■ ABOUT THIS EXERCISE
The expected output is every entry, copied exactly.

_ _ _ _ _

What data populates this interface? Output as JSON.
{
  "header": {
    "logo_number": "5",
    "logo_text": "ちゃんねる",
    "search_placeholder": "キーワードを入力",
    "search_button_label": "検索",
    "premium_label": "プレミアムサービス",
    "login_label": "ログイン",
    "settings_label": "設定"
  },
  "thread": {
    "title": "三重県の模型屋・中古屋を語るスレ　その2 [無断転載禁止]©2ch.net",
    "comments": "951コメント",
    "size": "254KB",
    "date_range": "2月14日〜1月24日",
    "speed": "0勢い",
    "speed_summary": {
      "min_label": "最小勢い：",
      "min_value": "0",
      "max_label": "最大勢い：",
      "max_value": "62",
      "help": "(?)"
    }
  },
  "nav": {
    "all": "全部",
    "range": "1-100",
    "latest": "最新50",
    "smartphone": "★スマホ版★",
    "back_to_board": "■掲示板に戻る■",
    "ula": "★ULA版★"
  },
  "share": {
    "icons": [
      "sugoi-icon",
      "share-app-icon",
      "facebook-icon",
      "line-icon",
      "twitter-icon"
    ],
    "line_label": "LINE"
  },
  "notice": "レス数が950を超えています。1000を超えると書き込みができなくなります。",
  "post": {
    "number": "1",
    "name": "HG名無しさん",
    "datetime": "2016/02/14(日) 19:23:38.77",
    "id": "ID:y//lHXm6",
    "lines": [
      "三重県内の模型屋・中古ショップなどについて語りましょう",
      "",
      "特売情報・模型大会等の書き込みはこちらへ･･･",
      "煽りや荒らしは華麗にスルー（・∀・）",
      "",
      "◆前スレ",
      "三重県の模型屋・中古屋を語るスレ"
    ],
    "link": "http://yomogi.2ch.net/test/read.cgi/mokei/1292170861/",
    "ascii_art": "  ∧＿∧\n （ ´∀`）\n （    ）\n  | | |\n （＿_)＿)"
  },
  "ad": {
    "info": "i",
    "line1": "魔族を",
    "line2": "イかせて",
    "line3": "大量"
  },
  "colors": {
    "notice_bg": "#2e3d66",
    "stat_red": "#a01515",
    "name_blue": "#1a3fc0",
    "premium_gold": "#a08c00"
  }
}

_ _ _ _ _

■ RESPONSE BELOW
What data populates this interface? Output as JSON.
{
  "header": {
    "logo_number": "5",
    "logo_text": "ちゃんねる",
    "search_placeholder": "キーワードを入力",
    "search_button_label": "検索",
    "premium_label": "プレミアムサービス",
    "login_label": "ログイン",
    "settings_label": "設定"
  },
  "thread": {
    "title": "三重県の模型屋・中古屋を語るスレ　その2 [無断転載禁止]©2ch.net",
    "comments": "951コメント",
    "size": "254KB",
    "date_range": "2月14日〜1月24日",
    "speed": "0勢い",
    "speed_summary": {
      "min_label": "最小勢い：",
      "min_value": "0",
      "max_label": "最大勢い：",
      "max_value": "62",
      "help": "(?)"
    }
  },
  "nav": {
    "all": "全部",
    "range": "1-100",
    "latest": "最新50",
    "smartphone": "★スマホ版★",
    "back_to_board": "■掲示板に戻る■",
    "ula": "★ULA版★"
  },
  "share": {
    "icons": [
      "sugoi-icon",
      "share-app-icon",
      "facebook-icon",
      "line-icon",
      "twitter-icon"
    ],
    "line_label": "LINE"
  },
  "notice": "レス数が950を超えています。1000を超えると書き込みができなくなります。",
  "post": {
    "number": "1",
    "name": "HG名無しさん",
    "datetime": "2016/02/14(日) 19:23:38.77",
    "id": "ID:y//lHXm6",
    "lines": [
      "三重県内の模型屋・中古ショップなどについて語りましょう",
      "",
      "特売情報・模型大会等の書き込みはこちらへ･･･",
      "煽りや荒らしは華麗にスルー（・∀・）",
      "",
      "◆前スレ",
      "三重県の模型屋・中古屋を語るスレ"
    ],
    "link": "http://yomogi.2ch.net/test/read.cgi/mokei/1292170861/",
    "ascii_art": "  ∧＿∧\n （ ´∀`）\n （    ）\n  | | |\n （＿_)＿)"
  },
  "ad": {
    "info": "i",
    "line1": "魔族を",
    "line2": "イかせて",
    "line3": "大量"
  },
  "colors": {
    "notice_bg": "#2e3d66",
    "stat_red": "#a01515",
    "name_blue": "#1a3fc0",
    "premium_gold": "#a08c00"
  }
}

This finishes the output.